Realtors – Why Your Client Needs A Real Estate Attorney
In an effort to save money your clients may choose to forgo legal representation in their sale or purchase of real property. However, the lack of competent legal representation in the sale or purchase of real estate could not only cost your client more money in the long run, it could also jeopardize the entire transaction. An experienced real estate attorney helps facilitate the closing, working with all the parties involved- mortgage brokers, realtors, buyers and sellers- to ensure the smooth closing of the transaction. In my experience, there are four main reasons why your clients should hire a real estate attorney to assist with their transactions:
1. To Review the Contract Before Execution
Simply put, your client should not sign the contract until his/her lawyer has reviewed it. If the parties are in a time crunch- simply put the words “Contract subject to review by [party]’s attorney” and include a reasonable time frame. The other party will see that your client is serious about the sale/purchase and it will allow extra time for the attorney to review the contract. You may find that your clients are comfortable signing the contract if it is printed on a standard form.
However, I have seen standard form contracts where the costs of title insurance were incorrectly allocated, financing contingencies unknowingly waived, and inspection periods extending beyond the date of closing. Mistakes happen. At a minimum, the attorney serves as a second pair of eyes, trained to catch errors and potential issues that may arise from the contract terms.
2. To Review and Clear Title
Having an attorney on board early in the deal will also assist with any title issues that may later arise. Even a small issue, such as an unreleased prior mortgage, appearing at the last minute can delay the closing for the transaction. Your client’s attorney will be on the look-out for any possible title issues, and plan ahead, obtaining satisfactions, releases, corrective deeds, probate approval, powers of attorney, etc. in a timely fashion.
Also, a real estate attorney is trained to review and understand the title commitment, which is prepared by the Buyer’s attorney or title company. In transactions where I have represented sellers I have seen (and corrected) inaccurate title requirements that were unnecessary and would have caused the seller an undue burden and increased expenses. In such an instance it is essential to have a real estate attorney to communicate with the title company, the title insurance underwriter, and/or the buyer’s attorney to clarify and amend the commitment. When your client is the buyer, having an experienced real estate attorney prepare your title commitment is both cost and time efficient- a correct title commitment needs to be prepared only once.

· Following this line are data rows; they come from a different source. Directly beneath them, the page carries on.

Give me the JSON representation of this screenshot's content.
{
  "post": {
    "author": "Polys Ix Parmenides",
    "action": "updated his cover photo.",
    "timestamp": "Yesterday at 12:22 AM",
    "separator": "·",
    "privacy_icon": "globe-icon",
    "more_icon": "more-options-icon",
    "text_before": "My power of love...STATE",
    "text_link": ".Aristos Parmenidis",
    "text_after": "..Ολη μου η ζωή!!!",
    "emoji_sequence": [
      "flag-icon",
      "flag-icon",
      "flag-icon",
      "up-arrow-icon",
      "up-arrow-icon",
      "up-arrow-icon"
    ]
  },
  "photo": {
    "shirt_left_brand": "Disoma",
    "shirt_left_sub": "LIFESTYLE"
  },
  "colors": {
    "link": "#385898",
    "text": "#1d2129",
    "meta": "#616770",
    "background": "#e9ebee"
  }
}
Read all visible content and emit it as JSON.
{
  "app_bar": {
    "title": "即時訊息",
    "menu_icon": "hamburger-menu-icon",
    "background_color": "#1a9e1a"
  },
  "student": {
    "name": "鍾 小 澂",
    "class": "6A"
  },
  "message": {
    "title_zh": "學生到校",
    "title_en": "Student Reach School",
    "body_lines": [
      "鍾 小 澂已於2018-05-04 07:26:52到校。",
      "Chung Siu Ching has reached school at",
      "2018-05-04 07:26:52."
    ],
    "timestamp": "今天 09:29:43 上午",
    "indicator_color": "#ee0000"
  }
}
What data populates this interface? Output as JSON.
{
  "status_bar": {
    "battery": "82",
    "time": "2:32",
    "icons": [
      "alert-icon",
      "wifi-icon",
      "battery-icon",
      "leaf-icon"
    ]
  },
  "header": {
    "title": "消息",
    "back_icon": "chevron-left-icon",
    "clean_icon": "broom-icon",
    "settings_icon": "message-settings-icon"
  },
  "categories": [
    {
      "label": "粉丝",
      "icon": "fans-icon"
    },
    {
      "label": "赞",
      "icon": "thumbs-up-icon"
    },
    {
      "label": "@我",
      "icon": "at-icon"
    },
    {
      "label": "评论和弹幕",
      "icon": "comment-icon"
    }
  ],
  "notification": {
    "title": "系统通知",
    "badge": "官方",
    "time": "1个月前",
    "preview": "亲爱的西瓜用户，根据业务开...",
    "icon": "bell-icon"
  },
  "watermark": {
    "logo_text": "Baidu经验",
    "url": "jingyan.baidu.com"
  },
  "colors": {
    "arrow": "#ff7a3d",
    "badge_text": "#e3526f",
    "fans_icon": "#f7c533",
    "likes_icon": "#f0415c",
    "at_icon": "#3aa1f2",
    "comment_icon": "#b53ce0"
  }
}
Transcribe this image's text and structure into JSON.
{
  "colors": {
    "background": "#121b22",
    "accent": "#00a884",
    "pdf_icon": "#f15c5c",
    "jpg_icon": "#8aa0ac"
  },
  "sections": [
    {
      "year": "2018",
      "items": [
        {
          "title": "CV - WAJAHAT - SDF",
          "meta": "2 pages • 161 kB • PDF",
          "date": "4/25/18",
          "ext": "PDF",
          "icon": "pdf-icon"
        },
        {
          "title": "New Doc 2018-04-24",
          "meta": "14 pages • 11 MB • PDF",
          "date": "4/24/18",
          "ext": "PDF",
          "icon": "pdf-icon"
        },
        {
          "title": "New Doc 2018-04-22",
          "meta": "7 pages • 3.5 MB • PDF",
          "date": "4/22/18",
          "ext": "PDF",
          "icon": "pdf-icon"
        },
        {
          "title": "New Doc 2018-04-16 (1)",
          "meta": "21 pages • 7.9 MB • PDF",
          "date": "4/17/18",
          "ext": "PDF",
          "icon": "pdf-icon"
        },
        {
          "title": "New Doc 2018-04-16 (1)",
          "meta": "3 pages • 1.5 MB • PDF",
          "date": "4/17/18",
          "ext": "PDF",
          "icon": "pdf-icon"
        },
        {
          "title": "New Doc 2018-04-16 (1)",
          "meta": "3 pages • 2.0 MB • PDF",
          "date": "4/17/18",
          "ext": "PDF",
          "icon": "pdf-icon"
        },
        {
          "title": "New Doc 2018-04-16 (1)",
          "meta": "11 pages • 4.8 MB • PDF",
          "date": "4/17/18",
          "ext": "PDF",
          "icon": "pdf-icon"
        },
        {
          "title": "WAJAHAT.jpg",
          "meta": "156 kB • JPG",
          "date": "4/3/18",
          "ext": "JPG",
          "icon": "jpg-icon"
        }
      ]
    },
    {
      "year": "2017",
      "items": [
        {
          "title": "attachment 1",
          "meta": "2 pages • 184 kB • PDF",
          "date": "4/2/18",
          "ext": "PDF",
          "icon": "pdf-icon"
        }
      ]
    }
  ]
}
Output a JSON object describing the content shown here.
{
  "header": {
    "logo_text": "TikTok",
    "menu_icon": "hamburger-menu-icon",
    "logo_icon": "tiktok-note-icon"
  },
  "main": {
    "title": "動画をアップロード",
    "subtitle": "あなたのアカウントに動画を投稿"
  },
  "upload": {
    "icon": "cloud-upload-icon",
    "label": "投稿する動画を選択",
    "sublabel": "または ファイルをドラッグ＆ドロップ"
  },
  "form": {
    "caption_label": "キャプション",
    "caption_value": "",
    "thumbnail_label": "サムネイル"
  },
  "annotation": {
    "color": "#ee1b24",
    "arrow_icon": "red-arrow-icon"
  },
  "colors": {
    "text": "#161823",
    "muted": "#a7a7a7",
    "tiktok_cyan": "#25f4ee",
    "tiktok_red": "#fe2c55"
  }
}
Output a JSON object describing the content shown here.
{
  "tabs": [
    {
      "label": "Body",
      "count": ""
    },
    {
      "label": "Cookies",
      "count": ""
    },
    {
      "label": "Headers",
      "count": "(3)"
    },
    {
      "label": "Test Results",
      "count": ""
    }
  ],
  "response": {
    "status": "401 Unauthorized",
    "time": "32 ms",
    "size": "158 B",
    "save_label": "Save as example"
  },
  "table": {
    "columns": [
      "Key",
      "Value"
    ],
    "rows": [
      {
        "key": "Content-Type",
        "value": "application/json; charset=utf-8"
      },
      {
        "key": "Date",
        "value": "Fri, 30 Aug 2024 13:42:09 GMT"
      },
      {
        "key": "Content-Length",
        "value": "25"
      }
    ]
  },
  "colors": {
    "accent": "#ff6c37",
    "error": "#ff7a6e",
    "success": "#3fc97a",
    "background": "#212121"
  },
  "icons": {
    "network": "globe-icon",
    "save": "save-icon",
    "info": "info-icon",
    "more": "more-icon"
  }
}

3. To Monitor Contract Dates and Requirements
The experienced real estate attorney will monitor the contract critical dates for the buyer’s deposits, as well as all contract contingencies such as the inspections and financing. Missing a deadline can result in financial losses for the parties, including a potential loss of deposit or loss of the whole transaction. Simple matters such as calculating calendar days versus business days may make all the difference in some transactions. A party may try to use a missed deadline in order to avoid the contract or to make unreasonable demands on the other party.
Further, if the other party defaults, the attorney will address it properly, both representing your client’s interest and working to salvage the deal. An experienced real estate attorney will keep your client’s interest paramount, and will focus on meeting critical dates and requirements per the terms of the contract.
4. To Verify Property is Deeded Correctly
When most people purchase property they are not thinking about when they will be selling it. However, the experienced real estate attorney looks at the buyer’s specific objectives when purchasing the property, making sure that the property is deeded correctly so when the property is sold in the future there will be no surprises.
In addition, the different ways to title the property, affecting your client’s real estate taxes and estate planning must be considered. Whether the parties want to be tenants in common or joint tenants with rights of survivorship, consequences of deeding the property individually, versus in the name of a company or trust, are all matters that should be determined well in advance of the closing. Incorrectly deeding the property at closing will cost your client more money later when the deed is corrected, including additional attorney fees, documentary stamps and county recording fees.
Fearing the cost of a hiring an attorney, many clients may try to handle their real estate transactions without one. However, your client may not realize that many real estate attorneys work on a flat fee, and are able to provide them both a fee and cost estimate before beginning any work. Advise your clients to hire an experienced real estate attorney, and let them know that they can request the fees and costs up front.